The Accidental Billionaires: Hey Ben, Nice Jacket-Hoodie Combo
Call me judgmental but hey, you probably haven't read this gem of a book yet. Here's the deal: it's the story of the founding of Facebook but it reads like a creepy techno thriller.
Eduardo Saverin and Mark Zuckerberg met at Harvard - Eduardo had a passion for business and Mark had a passion for writing code (and hacking, in his spare time). Both were outsiders and totally hopeless with the ladies. While Eduardo fixed this by getting into the Pheonix frat, Mark created Facemash (a precursor of Facebook) by hacking into the university's servers, stealing photos and making a database of the campus' females.
When two privileged twin rowers tried to recruit Mark into their lame campus social network, it sparked in Mark the idea to create FB. With start up money from Eduardo, Mark then launched Facebook. Of course it catches on like wildfire, first at Harvard, then at other US university campuses and hey, the rest is history.
The writing is totally hilarious. When Mark sneaks into a frat to hack into their server the whole thing is like, and then Mark crept into the dark room and flipped open his machine and began working silently yet intently, hacking into the frat's system as two kids made out in the other room... There's also lots of douchery including countless Silicon Valley parties, frat elitism, mentions of girls in short skirts and agony over deals gone bad and millions lost and gained.
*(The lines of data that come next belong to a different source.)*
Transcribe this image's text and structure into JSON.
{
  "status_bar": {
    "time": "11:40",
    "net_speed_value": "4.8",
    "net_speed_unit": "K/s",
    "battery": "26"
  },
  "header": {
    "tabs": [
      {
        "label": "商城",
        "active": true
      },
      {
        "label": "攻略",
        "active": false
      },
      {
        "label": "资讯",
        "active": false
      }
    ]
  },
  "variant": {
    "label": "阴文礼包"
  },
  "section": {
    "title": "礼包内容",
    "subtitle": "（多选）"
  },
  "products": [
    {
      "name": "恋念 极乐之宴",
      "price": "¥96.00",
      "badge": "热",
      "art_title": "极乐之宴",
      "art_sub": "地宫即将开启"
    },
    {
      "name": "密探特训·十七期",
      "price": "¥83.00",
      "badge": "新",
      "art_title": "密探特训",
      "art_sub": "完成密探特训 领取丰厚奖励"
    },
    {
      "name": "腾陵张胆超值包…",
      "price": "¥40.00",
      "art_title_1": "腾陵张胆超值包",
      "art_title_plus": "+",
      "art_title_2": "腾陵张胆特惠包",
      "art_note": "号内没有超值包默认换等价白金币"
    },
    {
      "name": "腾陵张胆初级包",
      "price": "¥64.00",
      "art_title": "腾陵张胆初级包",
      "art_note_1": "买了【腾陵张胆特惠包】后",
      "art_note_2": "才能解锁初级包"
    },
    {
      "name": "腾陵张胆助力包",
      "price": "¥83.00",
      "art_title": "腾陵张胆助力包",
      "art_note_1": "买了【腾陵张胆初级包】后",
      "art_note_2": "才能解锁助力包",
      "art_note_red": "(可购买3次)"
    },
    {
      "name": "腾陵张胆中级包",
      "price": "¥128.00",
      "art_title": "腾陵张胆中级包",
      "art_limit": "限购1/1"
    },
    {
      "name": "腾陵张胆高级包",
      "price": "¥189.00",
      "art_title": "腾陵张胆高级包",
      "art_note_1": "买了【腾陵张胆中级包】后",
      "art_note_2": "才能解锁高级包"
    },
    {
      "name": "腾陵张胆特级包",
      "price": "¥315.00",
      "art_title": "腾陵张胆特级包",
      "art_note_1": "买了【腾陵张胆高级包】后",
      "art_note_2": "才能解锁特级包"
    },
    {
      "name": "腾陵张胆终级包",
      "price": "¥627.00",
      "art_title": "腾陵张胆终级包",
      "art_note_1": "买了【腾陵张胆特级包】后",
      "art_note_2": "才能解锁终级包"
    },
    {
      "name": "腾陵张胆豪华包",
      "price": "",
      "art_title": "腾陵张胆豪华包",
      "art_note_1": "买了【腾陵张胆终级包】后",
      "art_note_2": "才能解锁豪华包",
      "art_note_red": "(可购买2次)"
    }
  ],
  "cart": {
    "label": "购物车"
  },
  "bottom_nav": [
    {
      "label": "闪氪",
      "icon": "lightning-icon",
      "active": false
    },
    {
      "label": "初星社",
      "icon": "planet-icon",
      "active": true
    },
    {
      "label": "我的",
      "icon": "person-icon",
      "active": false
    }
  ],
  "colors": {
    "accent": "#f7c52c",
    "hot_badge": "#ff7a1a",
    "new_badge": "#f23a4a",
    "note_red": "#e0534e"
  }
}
You know what, it's a quick read. It's fun and geeky. Mark Zuckerberg is probably a sociopath but hell, he's a hero to nerds everywhere. He left Harvard to pursue his dream and he didn't capitulate when preening rich bitches tried to bring him down. Mark didn't contribute to the book, though, so in the end you have to take the thing as it is, a fairly entertaining read. It's a fun ride but doesn't one of the world's most widely used social networks deserve a more definitive treatment? I'm waiting for that version.
The Accidental Billionaires/ Ben Mezrich / Doubleday / HC, 2009